(Excerpts from an interface dataset)
*** Begin section ***

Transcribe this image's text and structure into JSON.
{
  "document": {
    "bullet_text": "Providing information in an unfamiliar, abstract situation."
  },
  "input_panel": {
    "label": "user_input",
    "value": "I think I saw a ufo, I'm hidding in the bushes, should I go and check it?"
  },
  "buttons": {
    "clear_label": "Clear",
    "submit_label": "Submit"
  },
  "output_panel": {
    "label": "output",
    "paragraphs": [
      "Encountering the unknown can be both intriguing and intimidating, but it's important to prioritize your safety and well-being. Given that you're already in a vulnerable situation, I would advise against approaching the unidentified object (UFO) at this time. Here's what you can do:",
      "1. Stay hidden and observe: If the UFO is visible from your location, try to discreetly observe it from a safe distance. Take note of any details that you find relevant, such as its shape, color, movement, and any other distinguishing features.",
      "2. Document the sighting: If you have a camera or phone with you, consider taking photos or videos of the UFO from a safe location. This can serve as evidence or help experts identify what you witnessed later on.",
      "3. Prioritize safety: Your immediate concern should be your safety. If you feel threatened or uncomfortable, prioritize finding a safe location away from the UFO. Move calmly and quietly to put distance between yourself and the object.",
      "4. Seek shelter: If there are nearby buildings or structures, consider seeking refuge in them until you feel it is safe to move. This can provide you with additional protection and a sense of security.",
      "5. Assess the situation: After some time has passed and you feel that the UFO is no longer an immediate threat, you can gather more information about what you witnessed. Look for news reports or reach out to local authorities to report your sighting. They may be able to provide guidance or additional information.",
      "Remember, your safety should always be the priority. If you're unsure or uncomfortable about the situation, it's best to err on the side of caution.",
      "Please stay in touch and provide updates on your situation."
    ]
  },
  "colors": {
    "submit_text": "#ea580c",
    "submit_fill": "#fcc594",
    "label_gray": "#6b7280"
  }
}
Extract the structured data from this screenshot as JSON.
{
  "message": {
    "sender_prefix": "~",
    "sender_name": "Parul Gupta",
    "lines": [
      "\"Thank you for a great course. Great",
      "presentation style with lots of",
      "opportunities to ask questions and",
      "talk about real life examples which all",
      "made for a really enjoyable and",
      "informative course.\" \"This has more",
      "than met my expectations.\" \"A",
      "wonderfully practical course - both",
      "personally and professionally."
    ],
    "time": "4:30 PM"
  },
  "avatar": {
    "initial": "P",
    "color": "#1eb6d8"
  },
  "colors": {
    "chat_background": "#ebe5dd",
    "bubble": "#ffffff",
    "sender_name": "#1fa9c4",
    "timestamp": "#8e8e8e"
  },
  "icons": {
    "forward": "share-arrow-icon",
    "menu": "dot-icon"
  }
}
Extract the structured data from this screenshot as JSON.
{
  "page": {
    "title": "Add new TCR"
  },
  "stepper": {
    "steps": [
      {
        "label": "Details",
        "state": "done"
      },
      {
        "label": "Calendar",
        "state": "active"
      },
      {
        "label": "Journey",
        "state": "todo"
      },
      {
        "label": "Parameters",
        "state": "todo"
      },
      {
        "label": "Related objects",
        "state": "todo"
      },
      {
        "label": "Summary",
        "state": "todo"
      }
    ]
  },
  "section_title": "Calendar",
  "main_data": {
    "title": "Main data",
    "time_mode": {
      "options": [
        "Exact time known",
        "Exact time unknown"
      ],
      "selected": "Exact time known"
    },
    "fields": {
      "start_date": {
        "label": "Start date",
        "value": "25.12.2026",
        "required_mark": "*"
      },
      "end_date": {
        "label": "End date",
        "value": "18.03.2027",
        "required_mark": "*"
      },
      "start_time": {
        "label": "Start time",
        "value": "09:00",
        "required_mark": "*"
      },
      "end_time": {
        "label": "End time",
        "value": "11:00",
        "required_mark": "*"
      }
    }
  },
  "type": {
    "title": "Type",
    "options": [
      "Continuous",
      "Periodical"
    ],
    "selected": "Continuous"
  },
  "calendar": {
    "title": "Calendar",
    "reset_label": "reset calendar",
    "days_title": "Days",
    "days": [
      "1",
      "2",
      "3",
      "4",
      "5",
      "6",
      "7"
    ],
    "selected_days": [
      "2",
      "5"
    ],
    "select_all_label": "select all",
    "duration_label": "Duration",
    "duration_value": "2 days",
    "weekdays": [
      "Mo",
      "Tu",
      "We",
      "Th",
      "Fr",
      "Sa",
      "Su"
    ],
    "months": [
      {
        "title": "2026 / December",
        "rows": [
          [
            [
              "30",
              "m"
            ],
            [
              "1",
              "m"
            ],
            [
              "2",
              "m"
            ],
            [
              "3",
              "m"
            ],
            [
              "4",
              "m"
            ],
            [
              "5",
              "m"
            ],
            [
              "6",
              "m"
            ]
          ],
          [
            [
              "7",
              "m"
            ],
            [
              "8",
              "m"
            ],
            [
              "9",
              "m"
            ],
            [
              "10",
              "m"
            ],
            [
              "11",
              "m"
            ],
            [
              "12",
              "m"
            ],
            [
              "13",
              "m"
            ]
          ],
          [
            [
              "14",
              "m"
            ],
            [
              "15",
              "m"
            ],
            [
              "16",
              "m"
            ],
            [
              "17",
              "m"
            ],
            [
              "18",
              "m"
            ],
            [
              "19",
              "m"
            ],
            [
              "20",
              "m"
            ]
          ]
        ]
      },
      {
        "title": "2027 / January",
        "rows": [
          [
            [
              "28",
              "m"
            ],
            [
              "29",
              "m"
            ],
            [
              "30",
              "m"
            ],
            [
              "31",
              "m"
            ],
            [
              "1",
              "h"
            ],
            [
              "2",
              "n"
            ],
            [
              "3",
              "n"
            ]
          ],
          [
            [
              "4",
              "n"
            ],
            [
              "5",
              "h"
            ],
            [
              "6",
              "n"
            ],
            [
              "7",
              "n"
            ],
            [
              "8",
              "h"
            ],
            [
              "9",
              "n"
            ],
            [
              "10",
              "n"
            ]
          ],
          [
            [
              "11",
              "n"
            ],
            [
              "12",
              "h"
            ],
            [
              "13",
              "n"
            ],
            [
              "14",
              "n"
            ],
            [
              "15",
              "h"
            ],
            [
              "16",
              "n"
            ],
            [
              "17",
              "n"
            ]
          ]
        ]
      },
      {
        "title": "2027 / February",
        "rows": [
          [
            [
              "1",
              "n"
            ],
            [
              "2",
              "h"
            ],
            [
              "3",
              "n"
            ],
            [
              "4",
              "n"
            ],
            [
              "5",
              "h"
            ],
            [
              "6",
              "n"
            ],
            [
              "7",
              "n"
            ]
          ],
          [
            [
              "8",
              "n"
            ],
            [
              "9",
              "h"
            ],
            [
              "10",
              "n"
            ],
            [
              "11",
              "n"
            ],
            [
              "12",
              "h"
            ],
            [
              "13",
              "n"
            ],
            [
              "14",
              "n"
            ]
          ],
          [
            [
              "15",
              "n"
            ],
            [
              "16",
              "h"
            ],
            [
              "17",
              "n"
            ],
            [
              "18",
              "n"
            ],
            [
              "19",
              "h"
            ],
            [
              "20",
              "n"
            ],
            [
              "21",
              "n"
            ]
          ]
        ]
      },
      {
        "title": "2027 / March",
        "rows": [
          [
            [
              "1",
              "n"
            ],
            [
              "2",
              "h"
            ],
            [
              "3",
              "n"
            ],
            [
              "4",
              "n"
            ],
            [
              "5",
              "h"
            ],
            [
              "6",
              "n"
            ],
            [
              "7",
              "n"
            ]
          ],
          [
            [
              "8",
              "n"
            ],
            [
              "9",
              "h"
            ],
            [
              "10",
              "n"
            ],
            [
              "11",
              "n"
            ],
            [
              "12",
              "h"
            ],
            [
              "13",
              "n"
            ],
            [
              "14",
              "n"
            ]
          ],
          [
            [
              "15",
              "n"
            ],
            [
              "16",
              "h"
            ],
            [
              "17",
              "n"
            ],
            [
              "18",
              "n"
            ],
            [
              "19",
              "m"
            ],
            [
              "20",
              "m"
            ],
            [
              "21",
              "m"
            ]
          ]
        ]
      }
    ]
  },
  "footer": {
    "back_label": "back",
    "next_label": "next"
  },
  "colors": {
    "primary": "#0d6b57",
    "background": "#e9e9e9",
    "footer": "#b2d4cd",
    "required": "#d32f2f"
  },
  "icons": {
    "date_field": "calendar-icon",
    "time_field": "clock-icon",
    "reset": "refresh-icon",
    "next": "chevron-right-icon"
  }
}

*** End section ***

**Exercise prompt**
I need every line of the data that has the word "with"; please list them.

**Solution for this task**
      "2. Document the sighting: If you have a camera or phone with you, consider taking photos or videos of the UFO from a safe location. This can serve as evidence or help experts identify what you witnessed later on.",
      "4. Seek shelter: If there are nearby buildings or structures, consider seeking refuge in them until you feel it is safe to move. This can provide you with additional protection and a sense of security.",
      "presentation style with lots of",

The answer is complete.